Last week I talked about integrity in law enforcement. This week I'd like to issue the same challenge to community leaders and the media. Have the courage to stand up for what is right, even if it doesn't support the "message". Stop throwing gasoline on problems and try working on real solutions. Black lives matter. Police lives matter. ALL lives matter. But that's not the point here. How does dangerously embellishing one incident and destroying one officer's life help further the cause of equality? Hands up, don't shoot implies that the police are hunting black citizens and shooting them in the street with no provocation. That is not factual. That's not to say that there are no rogue cops that need to be identified and charged with crimes, if applicable. They do. But, I don't believe a rallying cry based on a lie helps make things better for community relations. It's no different than if a cop frames a suspect because he believes the end justifies the means. It doesn't.
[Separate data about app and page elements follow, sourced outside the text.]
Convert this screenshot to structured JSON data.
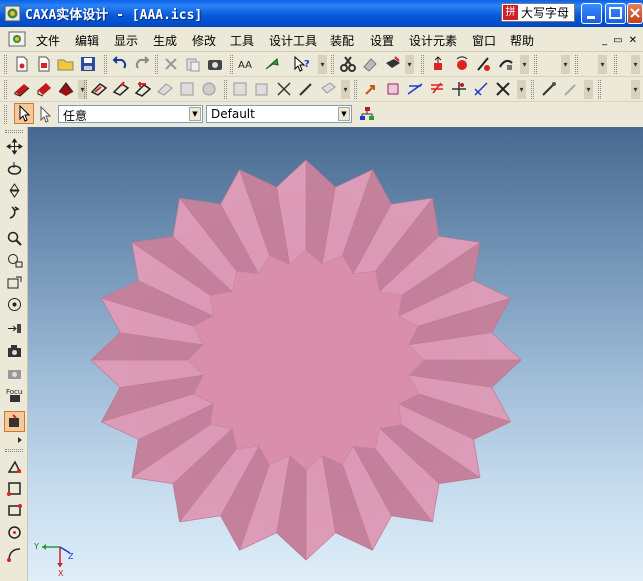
{
  "window": {
    "title": "CAXA实体设计 - [AAA.ics]",
    "ime_label": "大写字母"
  },
  "menu": {
    "items": [
      "文件",
      "编辑",
      "显示",
      "生成",
      "修改",
      "工具",
      "设计工具",
      "装配",
      "设置",
      "设计元素",
      "窗口",
      "帮助"
    ]
  },
  "filter_bar": {
    "pick_filter_value": "任意",
    "scheme_value": "Default"
  },
  "viewport": {
    "axis_labels": {
      "y": "Y",
      "z": "Z",
      "x": "X"
    },
    "part_color": "#d98fac",
    "background_top": "#47698f",
    "background_bottom": "#dfeef9"
  },
  "toolbar1_icons": [
    "new-doc-icon",
    "new-drawing-icon",
    "open-icon",
    "save-icon",
    "undo-icon",
    "redo-icon",
    "copy-icon",
    "paste-icon",
    "camera-icon",
    "find-icon",
    "green-arrow-icon",
    "whats-this-icon",
    "scissors-icon",
    "eraser-icon",
    "sketch-icon",
    "extrude-icon",
    "rotate-icon",
    "loft-icon",
    "sweep-icon"
  ],
  "toolbar2_icons": [
    "box-red-icon",
    "cylinder-red-icon",
    "cone-red-icon",
    "fillet-icon",
    "chamfer-icon",
    "shell-icon",
    "taper-icon",
    "split-icon",
    "sweep-solid-icon",
    "cut-icon",
    "draft-icon",
    "arrow-orange-icon",
    "point-icon",
    "edge-icon",
    "face-icon",
    "axis-icon",
    "measure-icon",
    "pen-icon",
    "wand-icon"
  ],
  "left_toolbar_icons": [
    "move-icon",
    "rotate-view-icon",
    "walk-icon",
    "roll-icon",
    "zoom-icon",
    "zoom-window-icon",
    "pan-icon",
    "orbit-icon",
    "look-at-icon",
    "camera-icon",
    "camera-target-icon",
    "camera-focus-icon",
    "render-icon",
    "sketch-line-icon",
    "rectangle-icon",
    "rect-three-icon",
    "circle-icon",
    "arc-icon"
  ]
}
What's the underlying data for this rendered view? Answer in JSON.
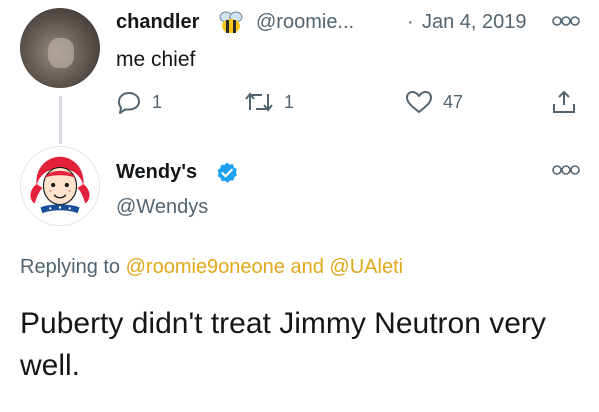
{
  "parent_tweet": {
    "display_name": "chandler",
    "name_emoji": "bee-emoji",
    "handle": "@roomie...",
    "separator": "·",
    "date": "Jan 4, 2019",
    "text": "me chief",
    "actions": {
      "reply_count": "1",
      "retweet_count": "1",
      "like_count": "47"
    }
  },
  "main_tweet": {
    "display_name": "Wendy's",
    "verified": true,
    "handle": "@Wendys",
    "replying_prefix": "Replying to",
    "mention_1": "@roomie9oneone",
    "replying_and": "and",
    "mention_2": "@UAleti",
    "text": "Puberty didn't treat Jimmy Neutron very well."
  },
  "colors": {
    "text_primary": "#14171a",
    "text_secondary": "#536471",
    "mention": "#e0a91b",
    "verified_blue": "#1da1f2",
    "wendys_red": "#e2203c",
    "thread_line": "#d7dde3"
  }
}
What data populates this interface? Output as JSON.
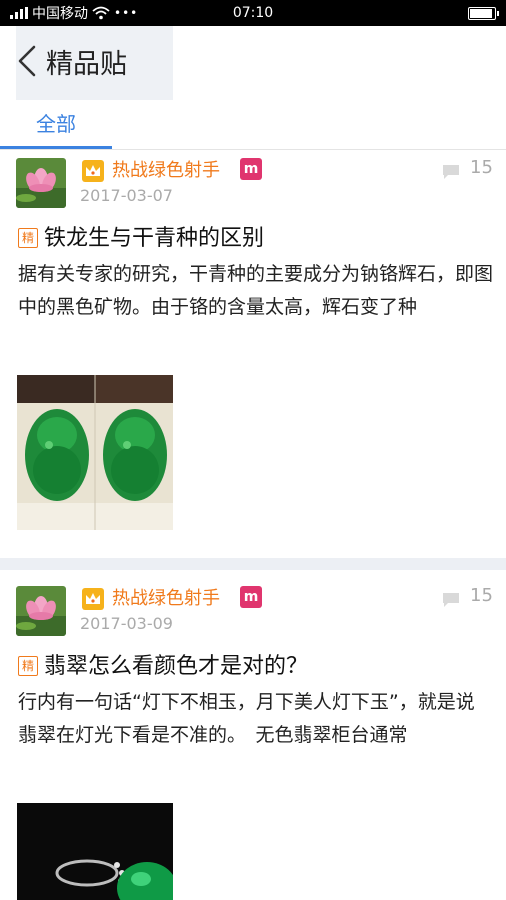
{
  "status_bar": {
    "carrier": "中国移动",
    "time": "07:10",
    "dots": "•••"
  },
  "header": {
    "title": "精品贴"
  },
  "tabs": [
    {
      "label": "全部",
      "active": true
    }
  ],
  "posts": [
    {
      "author": "热战绿色射手",
      "medal": "m",
      "date": "2017-03-07",
      "comment_count": "15",
      "tag": "精",
      "title": "铁龙生与干青种的区别",
      "excerpt": "据有关专家的研究，干青种的主要成分为钠铬辉石，即图中的黑色矿物。由于铬的含量太高，辉石变了种"
    },
    {
      "author": "热战绿色射手",
      "medal": "m",
      "date": "2017-03-09",
      "comment_count": "15",
      "tag": "精",
      "title": "翡翠怎么看颜色才是对的？",
      "excerpt": "行内有一句话“灯下不相玉，月下美人灯下玉”，就是说翡翠在灯光下看是不准的。　无色翡翠柜台通常"
    }
  ],
  "colors": {
    "accent": "#3b82e0",
    "author": "#f07a1c",
    "medal": "#e0356e",
    "divider": "#eceff4"
  }
}
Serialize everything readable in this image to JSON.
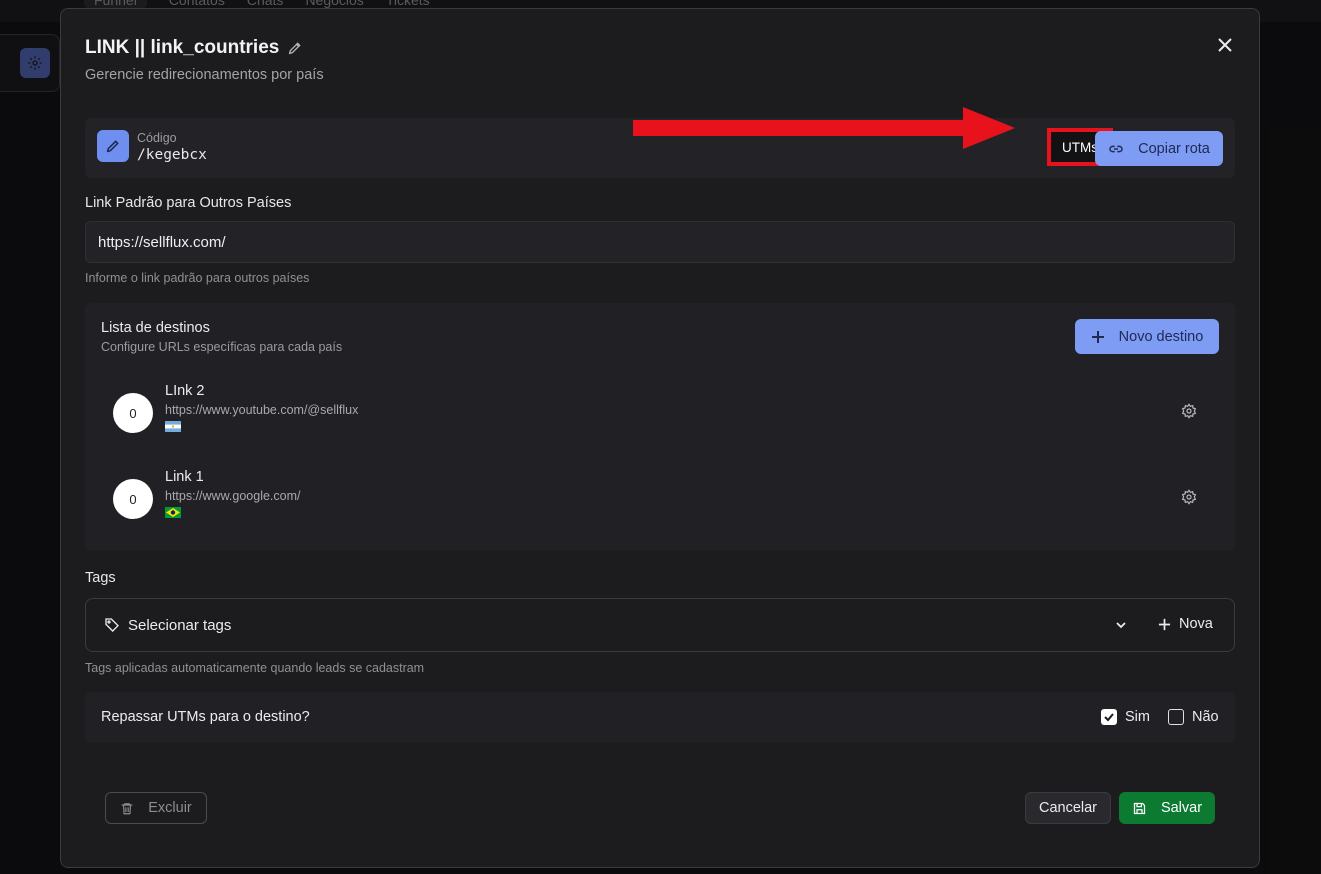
{
  "background": {
    "tabs": [
      "Funnel",
      "Contatos",
      "Chats",
      "Negócios",
      "Tickets"
    ]
  },
  "modal": {
    "title": "LINK || link_countries",
    "subtitle": "Gerencie redirecionamentos por país",
    "code": {
      "label": "Código",
      "value": "/kegebcx",
      "utms_button": "UTMs",
      "copy_button": "Copiar rota"
    },
    "default_link": {
      "label": "Link Padrão para Outros Países",
      "value": "https://sellflux.com/",
      "hint": "Informe o link padrão para outros países"
    },
    "destinations": {
      "title": "Lista de destinos",
      "subtitle": "Configure URLs específicas para cada país",
      "new_button": "Novo destino",
      "items": [
        {
          "name": "LInk 2",
          "url": "https://www.youtube.com/@sellflux",
          "count": "0",
          "flag": "argentina-flag"
        },
        {
          "name": "Link 1",
          "url": "https://www.google.com/",
          "count": "0",
          "flag": "brazil-flag"
        }
      ]
    },
    "tags": {
      "label": "Tags",
      "placeholder": "Selecionar tags",
      "new_button": "Nova",
      "hint": "Tags aplicadas automaticamente quando leads se cadastram"
    },
    "utm_pass": {
      "question": "Repassar UTMs para o destino?",
      "yes_label": "Sim",
      "yes_checked": true,
      "no_label": "Não",
      "no_checked": false
    },
    "footer": {
      "delete_button": "Excluir",
      "cancel_button": "Cancelar",
      "save_button": "Salvar"
    }
  },
  "colors": {
    "accent": "#7f9cf5",
    "save_green": "#0d7a32",
    "highlight_red": "#e8121c"
  }
}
Next week I'll examine the other DOJ report on the systemic problems in Ferguson with an equally critical eye. Here's the link to the official DOJ report on the Brown shooting. Attorney General Holder asked that you read it in it's entirety. I hope you will take the time to read with an open mind and heart.